## What this task involves
What is needed is an exact printout of all the data.

## Extracted material

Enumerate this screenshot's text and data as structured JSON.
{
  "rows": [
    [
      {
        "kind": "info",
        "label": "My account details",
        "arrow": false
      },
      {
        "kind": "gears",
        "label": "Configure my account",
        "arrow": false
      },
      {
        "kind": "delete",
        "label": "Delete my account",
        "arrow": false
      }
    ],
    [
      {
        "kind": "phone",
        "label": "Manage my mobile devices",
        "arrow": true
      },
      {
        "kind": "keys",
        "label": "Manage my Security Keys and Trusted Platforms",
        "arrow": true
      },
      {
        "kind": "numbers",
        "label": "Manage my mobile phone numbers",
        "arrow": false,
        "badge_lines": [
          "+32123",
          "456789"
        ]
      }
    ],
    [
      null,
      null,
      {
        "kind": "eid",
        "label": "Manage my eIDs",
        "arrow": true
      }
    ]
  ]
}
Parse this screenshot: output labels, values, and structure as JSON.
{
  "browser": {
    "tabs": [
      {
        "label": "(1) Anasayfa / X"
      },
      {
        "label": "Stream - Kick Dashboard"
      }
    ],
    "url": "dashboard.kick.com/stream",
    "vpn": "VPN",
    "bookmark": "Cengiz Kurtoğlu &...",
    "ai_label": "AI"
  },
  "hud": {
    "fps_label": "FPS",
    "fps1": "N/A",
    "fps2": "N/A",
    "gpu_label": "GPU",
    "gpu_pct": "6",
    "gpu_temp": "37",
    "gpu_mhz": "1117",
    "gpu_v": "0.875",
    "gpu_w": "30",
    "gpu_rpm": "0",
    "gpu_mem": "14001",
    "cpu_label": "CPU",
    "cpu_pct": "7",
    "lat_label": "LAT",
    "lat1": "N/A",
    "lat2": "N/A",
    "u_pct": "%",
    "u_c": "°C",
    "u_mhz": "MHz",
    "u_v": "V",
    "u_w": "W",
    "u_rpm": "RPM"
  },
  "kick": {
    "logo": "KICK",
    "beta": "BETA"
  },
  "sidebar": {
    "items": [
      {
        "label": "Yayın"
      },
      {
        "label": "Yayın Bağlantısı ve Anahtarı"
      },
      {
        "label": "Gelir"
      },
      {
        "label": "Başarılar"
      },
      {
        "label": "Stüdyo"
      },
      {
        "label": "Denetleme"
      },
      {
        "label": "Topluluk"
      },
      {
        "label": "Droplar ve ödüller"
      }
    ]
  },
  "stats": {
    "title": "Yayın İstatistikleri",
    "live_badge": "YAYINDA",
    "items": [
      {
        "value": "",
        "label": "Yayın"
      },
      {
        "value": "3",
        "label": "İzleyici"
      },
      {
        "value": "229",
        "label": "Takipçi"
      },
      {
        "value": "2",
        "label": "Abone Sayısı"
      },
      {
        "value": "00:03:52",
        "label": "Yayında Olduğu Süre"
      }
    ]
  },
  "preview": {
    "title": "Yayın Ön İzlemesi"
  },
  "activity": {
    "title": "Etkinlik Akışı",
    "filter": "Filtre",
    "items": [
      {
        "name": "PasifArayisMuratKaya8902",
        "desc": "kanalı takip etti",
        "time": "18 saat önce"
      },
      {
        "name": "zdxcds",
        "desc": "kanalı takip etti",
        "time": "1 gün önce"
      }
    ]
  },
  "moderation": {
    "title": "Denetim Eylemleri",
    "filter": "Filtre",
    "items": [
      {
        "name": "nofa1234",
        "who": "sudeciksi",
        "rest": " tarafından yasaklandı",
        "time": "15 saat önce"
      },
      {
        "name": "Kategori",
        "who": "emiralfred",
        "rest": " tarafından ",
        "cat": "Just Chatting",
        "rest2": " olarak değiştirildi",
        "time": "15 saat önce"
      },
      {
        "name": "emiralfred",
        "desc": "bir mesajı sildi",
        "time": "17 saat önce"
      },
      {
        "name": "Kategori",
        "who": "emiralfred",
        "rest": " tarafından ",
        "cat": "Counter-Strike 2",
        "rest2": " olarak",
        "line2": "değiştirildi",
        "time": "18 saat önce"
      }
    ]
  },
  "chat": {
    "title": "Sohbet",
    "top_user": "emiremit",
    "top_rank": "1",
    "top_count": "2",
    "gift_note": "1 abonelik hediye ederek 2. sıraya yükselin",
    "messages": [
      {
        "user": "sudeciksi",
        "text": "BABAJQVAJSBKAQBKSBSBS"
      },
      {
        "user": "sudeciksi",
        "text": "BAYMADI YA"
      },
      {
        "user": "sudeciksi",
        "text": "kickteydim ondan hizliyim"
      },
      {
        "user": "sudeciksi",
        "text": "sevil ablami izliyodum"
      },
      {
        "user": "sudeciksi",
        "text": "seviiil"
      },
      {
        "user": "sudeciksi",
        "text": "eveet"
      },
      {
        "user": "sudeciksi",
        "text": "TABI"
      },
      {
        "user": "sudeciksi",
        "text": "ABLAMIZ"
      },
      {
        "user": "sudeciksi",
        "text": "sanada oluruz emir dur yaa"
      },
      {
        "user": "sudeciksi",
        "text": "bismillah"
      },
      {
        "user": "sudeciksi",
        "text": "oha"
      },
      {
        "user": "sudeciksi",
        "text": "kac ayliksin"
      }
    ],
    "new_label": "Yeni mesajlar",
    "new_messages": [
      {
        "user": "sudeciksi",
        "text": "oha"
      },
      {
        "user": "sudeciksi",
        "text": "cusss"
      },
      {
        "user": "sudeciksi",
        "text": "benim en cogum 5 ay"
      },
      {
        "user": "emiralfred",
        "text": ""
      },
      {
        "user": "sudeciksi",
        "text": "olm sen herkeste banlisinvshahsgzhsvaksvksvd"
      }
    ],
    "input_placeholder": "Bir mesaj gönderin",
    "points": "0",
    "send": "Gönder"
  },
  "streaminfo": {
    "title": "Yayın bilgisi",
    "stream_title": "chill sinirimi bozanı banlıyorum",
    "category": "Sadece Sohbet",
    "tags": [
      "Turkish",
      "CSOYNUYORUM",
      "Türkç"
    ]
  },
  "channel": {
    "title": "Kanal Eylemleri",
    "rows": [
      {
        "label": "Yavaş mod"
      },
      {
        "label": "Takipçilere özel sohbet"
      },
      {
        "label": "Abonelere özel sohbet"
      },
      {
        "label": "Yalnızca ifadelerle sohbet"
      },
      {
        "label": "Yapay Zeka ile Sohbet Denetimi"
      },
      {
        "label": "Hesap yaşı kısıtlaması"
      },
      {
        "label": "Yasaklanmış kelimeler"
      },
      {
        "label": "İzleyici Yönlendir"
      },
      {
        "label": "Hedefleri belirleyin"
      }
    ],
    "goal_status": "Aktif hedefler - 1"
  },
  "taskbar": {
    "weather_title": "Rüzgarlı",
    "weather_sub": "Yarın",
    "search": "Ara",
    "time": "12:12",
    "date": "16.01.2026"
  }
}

## Expected output
Enumerate this screenshot's text and data as structured JSON.
{
  "rows": [
    [
      {
        "kind": "info",
        "label": "My account details",
        "arrow": false
      },
      {
        "kind": "gears",
        "label": "Configure my account",
        "arrow": false
      },
      {
        "kind": "delete",
        "label": "Delete my account",
        "arrow": false
      }
    ],
    [
      {
        "kind": "phone",
        "label": "Manage my mobile devices",
        "arrow": true
      },
      {
        "kind": "keys",
        "label": "Manage my Security Keys and Trusted Platforms",
        "arrow": true
      },
      {
        "kind": "numbers",
        "label": "Manage my mobile phone numbers",
        "arrow": false,
        "badge_lines": [
          "+32123",
          "456789"
        ]
      }
    ],
    [
      null,
      null,
      {
        "kind": "eid",
        "label": "Manage my eIDs",
        "arrow": true
      }
    ]
  ]
}
Parse this screenshot: output labels, values, and structure as JSON.
{
  "browser": {
    "tabs": [
      {
        "label": "(1) Anasayfa / X"
      },
      {
        "label": "Stream - Kick Dashboard"
      }
    ],
    "url": "dashboard.kick.com/stream",
    "vpn": "VPN",
    "bookmark": "Cengiz Kurtoğlu &...",
    "ai_label": "AI"
  },
  "hud": {
    "fps_label": "FPS",
    "fps1": "N/A",
    "fps2": "N/A",
    "gpu_label": "GPU",
    "gpu_pct": "6",
    "gpu_temp": "37",
    "gpu_mhz": "1117",
    "gpu_v": "0.875",
    "gpu_w": "30",
    "gpu_rpm": "0",
    "gpu_mem": "14001",
    "cpu_label": "CPU",
    "cpu_pct": "7",
    "lat_label": "LAT",
    "lat1": "N/A",
    "lat2": "N/A",
    "u_pct": "%",
    "u_c": "°C",
    "u_mhz": "MHz",
    "u_v": "V",
    "u_w": "W",
    "u_rpm": "RPM"
  },
  "kick": {
    "logo": "KICK",
    "beta": "BETA"
  },
  "sidebar": {
    "items": [
      {
        "label": "Yayın"
      },
      {
        "label": "Yayın Bağlantısı ve Anahtarı"
      },
      {
        "label": "Gelir"
      },
      {
        "label": "Başarılar"
      },
      {
        "label": "Stüdyo"
      },
      {
        "label": "Denetleme"
      },
      {
        "label": "Topluluk"
      },
      {
        "label": "Droplar ve ödüller"
      }
    ]
  },
  "stats": {
    "title": "Yayın İstatistikleri",
    "live_badge": "YAYINDA",
    "items": [
      {
        "value": "",
        "label": "Yayın"
      },
      {
        "value": "3",
        "label": "İzleyici"
      },
      {
        "value": "229",
        "label": "Takipçi"
      },
      {
        "value": "2",
        "label": "Abone Sayısı"
      },
      {
        "value": "00:03:52",
        "label": "Yayında Olduğu Süre"
      }
    ]
  },
  "preview": {
    "title": "Yayın Ön İzlemesi"
  },
  "activity": {
    "title": "Etkinlik Akışı",
    "filter": "Filtre",
    "items": [
      {
        "name": "PasifArayisMuratKaya8902",
        "desc": "kanalı takip etti",
        "time": "18 saat önce"
      },
      {
        "name": "zdxcds",
        "desc": "kanalı takip etti",
        "time": "1 gün önce"
      }
    ]
  },
  "moderation": {
    "title": "Denetim Eylemleri",
    "filter": "Filtre",
    "items": [
      {
        "name": "nofa1234",
        "who": "sudeciksi",
        "rest": " tarafından yasaklandı",
        "time": "15 saat önce"
      },
      {
        "name": "Kategori",
        "who": "emiralfred",
        "rest": " tarafından ",
        "cat": "Just Chatting",
        "rest2": " olarak değiştirildi",
        "time": "15 saat önce"
      },
      {
        "name": "emiralfred",
        "desc": "bir mesajı sildi",
        "time": "17 saat önce"
      },
      {
        "name": "Kategori",
        "who": "emiralfred",
        "rest": " tarafından ",
        "cat": "Counter-Strike 2",
        "rest2": " olarak",
        "line2": "değiştirildi",
        "time": "18 saat önce"
      }
    ]
  },
  "chat": {
    "title": "Sohbet",
    "top_user": "emiremit",
    "top_rank": "1",
    "top_count": "2",
    "gift_note": "1 abonelik hediye ederek 2. sıraya yükselin",
    "messages": [
      {
        "user": "sudeciksi",
        "text": "BABAJQVAJSBKAQBKSBSBS"
      },
      {
        "user": "sudeciksi",
        "text": "BAYMADI YA"
      },
      {
        "user": "sudeciksi",
        "text": "kickteydim ondan hizliyim"
      },
      {
        "user": "sudeciksi",
        "text": "sevil ablami izliyodum"
      },
      {
        "user": "sudeciksi",
        "text": "seviiil"
      },
      {
        "user": "sudeciksi",
        "text": "eveet"
      },
      {
        "user": "sudeciksi",
        "text": "TABI"
      },
      {
        "user": "sudeciksi",
        "text": "ABLAMIZ"
      },
      {
        "user": "sudeciksi",
        "text": "sanada oluruz emir dur yaa"
      },
      {
        "user": "sudeciksi",
        "text": "bismillah"
      },
      {
        "user": "sudeciksi",
        "text": "oha"
      },
      {
        "user": "sudeciksi",
        "text": "kac ayliksin"
      }
    ],
    "new_label": "Yeni mesajlar",
    "new_messages": [
      {
        "user": "sudeciksi",
        "text": "oha"
      },
      {
        "user": "sudeciksi",
        "text": "cusss"
      },
      {
        "user": "sudeciksi",
        "text": "benim en cogum 5 ay"
      },
      {
        "user": "emiralfred",
        "text": ""
      },
      {
        "user": "sudeciksi",
        "text": "olm sen herkeste banlisinvshahsgzhsvaksvksvd"
      }
    ],
    "input_placeholder": "Bir mesaj gönderin",
    "points": "0",
    "send": "Gönder"
  },
  "streaminfo": {
    "title": "Yayın bilgisi",
    "stream_title": "chill sinirimi bozanı banlıyorum",
    "category": "Sadece Sohbet",
    "tags": [
      "Turkish",
      "CSOYNUYORUM",
      "Türkç"
    ]
  },
  "channel": {
    "title": "Kanal Eylemleri",
    "rows": [
      {
        "label": "Yavaş mod"
      },
      {
        "label": "Takipçilere özel sohbet"
      },
      {
        "label": "Abonelere özel sohbet"
      },
      {
        "label": "Yalnızca ifadelerle sohbet"
      },
      {
        "label": "Yapay Zeka ile Sohbet Denetimi"
      },
      {
        "label": "Hesap yaşı kısıtlaması"
      },
      {
        "label": "Yasaklanmış kelimeler"
      },
      {
        "label": "İzleyici Yönlendir"
      },
      {
        "label": "Hedefleri belirleyin"
      }
    ],
    "goal_status": "Aktif hedefler - 1"
  },
  "taskbar": {
    "weather_title": "Rüzgarlı",
    "weather_sub": "Yarın",
    "search": "Ara",
    "time": "12:12",
    "date": "16.01.2026"
  }
}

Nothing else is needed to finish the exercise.